Diagnosis Code L40.9
Information for Medical Professionals
The diagnosis code L40.9 is grouped in the following Diagnostic Related Group(s) (MS-DRG V34.0)
Convert to ICD-9 General Equivalence Map
The ICD-10 and ICD-9 GEMs are used to facilitate linking between the diagnosis codes in ICD-9-CM and the new ICD-10-CM code set. The GEMs are the raw material from which providers, health information vendors and payers can derive specific applied mappings to meet their needs.
- 696.1 - Other psoriasis (approximate) Approximate Flag
The approximate flag is on, indicating that the relationship between the code in the source system and the code in the target system is an approximate equivalent.

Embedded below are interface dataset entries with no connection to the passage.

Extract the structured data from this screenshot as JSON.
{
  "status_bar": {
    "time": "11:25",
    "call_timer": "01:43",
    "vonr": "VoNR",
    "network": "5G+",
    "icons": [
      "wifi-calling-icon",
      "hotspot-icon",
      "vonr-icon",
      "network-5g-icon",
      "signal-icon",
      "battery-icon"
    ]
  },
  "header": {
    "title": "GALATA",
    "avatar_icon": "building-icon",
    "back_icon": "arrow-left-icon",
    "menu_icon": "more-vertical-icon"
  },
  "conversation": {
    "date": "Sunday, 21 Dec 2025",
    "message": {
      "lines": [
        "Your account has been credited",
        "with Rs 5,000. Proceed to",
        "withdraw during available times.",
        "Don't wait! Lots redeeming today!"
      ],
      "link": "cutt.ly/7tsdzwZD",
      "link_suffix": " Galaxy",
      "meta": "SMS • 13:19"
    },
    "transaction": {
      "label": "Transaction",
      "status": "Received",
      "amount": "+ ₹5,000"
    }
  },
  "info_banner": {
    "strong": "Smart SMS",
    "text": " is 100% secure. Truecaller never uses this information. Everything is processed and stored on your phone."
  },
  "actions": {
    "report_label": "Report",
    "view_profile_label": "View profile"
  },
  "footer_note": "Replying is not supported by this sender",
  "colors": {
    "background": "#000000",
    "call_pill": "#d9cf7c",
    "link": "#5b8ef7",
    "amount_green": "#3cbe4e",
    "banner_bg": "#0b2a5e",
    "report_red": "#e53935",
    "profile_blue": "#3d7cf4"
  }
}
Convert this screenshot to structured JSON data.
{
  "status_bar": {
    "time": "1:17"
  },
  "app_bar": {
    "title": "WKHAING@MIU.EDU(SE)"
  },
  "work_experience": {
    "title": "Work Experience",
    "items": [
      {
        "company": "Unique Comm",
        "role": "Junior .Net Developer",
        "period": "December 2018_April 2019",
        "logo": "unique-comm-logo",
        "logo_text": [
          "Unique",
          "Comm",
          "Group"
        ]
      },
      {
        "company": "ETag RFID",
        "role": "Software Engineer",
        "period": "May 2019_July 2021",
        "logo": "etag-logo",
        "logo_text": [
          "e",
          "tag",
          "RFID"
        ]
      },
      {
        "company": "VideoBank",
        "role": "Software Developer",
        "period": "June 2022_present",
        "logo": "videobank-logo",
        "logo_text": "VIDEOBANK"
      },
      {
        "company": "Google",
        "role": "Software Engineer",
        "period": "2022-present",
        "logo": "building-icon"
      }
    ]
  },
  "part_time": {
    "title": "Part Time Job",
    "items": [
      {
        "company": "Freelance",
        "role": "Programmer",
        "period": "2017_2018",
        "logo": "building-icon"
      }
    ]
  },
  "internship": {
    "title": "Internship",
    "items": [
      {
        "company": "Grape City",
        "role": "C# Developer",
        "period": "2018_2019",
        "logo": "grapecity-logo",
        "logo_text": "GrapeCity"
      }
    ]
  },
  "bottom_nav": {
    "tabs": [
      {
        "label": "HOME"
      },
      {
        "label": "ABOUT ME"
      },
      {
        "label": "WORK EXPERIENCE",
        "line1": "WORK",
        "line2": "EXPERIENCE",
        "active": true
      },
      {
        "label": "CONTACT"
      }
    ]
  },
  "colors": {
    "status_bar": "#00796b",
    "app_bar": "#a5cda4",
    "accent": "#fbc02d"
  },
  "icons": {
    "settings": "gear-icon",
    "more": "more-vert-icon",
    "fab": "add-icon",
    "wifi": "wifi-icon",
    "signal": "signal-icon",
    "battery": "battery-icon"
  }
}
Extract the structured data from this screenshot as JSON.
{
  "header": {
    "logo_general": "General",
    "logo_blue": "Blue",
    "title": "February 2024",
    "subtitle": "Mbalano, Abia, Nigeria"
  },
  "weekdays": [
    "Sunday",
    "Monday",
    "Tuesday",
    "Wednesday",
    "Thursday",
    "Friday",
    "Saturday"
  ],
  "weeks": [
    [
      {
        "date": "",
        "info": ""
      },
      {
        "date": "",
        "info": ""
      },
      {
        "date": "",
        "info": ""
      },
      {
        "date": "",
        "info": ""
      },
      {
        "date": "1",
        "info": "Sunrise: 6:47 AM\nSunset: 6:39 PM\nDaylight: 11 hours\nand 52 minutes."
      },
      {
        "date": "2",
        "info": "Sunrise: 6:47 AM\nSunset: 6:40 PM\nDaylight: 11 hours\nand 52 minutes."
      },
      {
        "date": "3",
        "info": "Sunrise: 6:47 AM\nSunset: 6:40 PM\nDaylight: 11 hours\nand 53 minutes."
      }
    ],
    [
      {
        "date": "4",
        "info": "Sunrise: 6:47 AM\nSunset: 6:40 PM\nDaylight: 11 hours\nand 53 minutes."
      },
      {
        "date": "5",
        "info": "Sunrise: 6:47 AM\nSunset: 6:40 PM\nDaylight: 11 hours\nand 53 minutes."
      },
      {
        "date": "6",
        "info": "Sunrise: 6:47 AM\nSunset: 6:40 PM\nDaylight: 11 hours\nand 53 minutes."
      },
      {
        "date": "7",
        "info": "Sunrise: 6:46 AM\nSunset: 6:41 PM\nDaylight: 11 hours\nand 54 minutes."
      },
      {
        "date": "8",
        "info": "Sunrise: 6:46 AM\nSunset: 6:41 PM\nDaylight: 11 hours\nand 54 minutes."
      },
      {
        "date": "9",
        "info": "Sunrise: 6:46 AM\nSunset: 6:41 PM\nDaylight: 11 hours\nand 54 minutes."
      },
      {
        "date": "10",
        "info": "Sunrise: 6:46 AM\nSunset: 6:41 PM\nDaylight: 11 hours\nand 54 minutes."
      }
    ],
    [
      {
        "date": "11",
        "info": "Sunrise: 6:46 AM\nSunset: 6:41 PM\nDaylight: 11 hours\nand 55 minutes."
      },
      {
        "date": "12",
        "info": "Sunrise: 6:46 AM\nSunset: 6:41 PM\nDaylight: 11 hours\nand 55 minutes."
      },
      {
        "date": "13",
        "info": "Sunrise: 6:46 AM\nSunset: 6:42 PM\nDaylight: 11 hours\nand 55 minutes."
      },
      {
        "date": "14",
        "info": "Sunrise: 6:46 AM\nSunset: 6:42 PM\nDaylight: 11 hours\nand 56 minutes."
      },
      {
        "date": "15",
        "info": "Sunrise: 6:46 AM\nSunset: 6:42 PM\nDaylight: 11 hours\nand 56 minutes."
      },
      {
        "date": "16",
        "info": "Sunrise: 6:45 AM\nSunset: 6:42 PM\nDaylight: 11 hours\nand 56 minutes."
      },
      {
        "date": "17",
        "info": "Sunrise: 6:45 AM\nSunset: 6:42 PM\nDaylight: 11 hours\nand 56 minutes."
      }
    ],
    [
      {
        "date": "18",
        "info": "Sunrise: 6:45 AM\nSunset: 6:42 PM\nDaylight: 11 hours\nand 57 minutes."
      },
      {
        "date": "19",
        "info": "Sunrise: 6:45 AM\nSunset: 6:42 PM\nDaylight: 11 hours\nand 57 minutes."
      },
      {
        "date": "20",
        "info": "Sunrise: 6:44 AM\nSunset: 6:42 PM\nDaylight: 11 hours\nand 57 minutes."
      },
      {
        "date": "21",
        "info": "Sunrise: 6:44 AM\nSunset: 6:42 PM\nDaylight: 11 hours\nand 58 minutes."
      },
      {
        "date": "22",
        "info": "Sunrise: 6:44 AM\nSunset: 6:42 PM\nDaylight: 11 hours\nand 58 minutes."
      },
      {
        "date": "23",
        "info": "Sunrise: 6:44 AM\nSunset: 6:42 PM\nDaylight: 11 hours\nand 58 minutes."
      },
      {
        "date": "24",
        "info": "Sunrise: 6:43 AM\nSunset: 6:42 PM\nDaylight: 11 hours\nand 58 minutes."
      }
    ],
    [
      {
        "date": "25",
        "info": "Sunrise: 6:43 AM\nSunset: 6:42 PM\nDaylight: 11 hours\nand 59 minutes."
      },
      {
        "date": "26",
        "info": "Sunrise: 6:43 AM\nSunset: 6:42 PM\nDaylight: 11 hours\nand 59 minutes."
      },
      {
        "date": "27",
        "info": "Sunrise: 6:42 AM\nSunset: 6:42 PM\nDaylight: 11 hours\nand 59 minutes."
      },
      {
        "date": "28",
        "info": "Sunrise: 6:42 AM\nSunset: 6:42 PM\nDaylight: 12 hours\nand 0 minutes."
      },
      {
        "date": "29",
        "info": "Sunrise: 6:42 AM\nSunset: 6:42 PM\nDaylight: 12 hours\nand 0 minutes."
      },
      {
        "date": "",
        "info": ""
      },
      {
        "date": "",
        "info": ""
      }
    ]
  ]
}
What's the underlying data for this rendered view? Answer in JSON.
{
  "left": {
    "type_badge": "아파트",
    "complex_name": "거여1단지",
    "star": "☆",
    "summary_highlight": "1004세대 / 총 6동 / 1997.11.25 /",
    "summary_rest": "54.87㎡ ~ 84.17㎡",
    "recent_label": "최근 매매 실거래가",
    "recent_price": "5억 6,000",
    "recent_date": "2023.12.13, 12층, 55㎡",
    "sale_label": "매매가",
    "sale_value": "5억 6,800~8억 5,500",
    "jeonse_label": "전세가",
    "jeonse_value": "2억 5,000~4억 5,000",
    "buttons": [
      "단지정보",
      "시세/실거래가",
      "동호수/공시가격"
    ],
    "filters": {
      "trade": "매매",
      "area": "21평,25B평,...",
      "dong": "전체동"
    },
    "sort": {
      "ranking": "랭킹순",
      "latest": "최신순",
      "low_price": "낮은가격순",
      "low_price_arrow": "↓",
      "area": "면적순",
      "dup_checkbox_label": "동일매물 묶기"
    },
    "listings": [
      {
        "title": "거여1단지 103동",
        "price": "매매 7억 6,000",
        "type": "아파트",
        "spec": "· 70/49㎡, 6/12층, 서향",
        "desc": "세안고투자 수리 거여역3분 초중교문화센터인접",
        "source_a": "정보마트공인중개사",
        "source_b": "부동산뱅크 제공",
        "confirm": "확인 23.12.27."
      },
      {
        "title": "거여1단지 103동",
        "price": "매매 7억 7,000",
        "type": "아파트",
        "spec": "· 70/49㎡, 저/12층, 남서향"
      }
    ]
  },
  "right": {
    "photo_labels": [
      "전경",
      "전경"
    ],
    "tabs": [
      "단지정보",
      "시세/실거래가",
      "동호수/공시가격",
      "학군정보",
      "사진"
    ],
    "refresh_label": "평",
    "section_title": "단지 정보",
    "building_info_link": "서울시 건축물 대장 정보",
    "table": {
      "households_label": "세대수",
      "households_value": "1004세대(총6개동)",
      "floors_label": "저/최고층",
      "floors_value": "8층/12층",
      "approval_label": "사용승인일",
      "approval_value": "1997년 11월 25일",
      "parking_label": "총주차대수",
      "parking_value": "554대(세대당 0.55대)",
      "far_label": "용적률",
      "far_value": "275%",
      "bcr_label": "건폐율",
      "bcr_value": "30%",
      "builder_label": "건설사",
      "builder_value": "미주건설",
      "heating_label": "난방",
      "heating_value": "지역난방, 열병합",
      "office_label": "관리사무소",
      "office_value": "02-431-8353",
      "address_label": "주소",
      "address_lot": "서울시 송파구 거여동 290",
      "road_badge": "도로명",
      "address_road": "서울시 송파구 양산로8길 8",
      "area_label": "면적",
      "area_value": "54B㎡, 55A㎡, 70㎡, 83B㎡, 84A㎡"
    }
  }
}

- Drug-exacerbated psoriasis
- Early onset psoriasis type 1
- Exfoliative disorder of skin of scalp
- Familial psoriasis
- Generalized psoriasis
- Inflammatory dermatosis of female genitalia
- Juvenile psoriatic arthritis
- Juvenile psoriatic arthritis with psoriasis
- Late onset psoriasis type 2
- Non-pustular psoriasis of hands
- Non-pustular psoriasis of hands and feet
- Onset of psoriasis in adolescence
- Onset of psoriasis in childhood
- Onset of psoriasis in early adulthood
- Onset of psoriasis in infancy
- Psoriasiform drug eruption
- Psoriasis of face
- Psoriasis of nail
- Psoriasis of penis
- Psoriasis of scalp margin
- Psoriasis of vulva
- Psoriasis with arthropathy
- Scalp psoriasis
- Skin peeling disorder
- Unstable psoriasis
Information for Patients
Psoriasis is a skin disease that causes itchy or sore patches of thick, red skin with silvery scales. You usually get the patches on your elbows, knees, scalp, back, face, palms and feet, but they can show up on other parts of your body. Some people who have psoriasis also get a form of arthritis called psoriatic arthritis.
A problem with your immune system causes psoriasis. In a process called cell turnover, skin cells that grow deep in your skin rise to the surface. Normally, this takes a month. In psoriasis, it happens in just days because your cells rise too fast.
Psoriasis can be hard to diagnose because it can look like other skin diseases. Your doctor might need to look at a small skin sample under a microscope.
Psoriasis can last a long time, even a lifetime. Symptoms come and go. Things that make them worse include
- Dry skin
- Certain medicines
Psoriasis usually occurs in adults. It sometimes runs in families. Treatments include creams, medicines, and light therapy.
NIH: National Institute of Arthritis and Musculoskeletal and Skin Diseases
- Psoriasis (Medical Encyclopedia)
- Psoriasis - guttate (Medical Encyclopedia)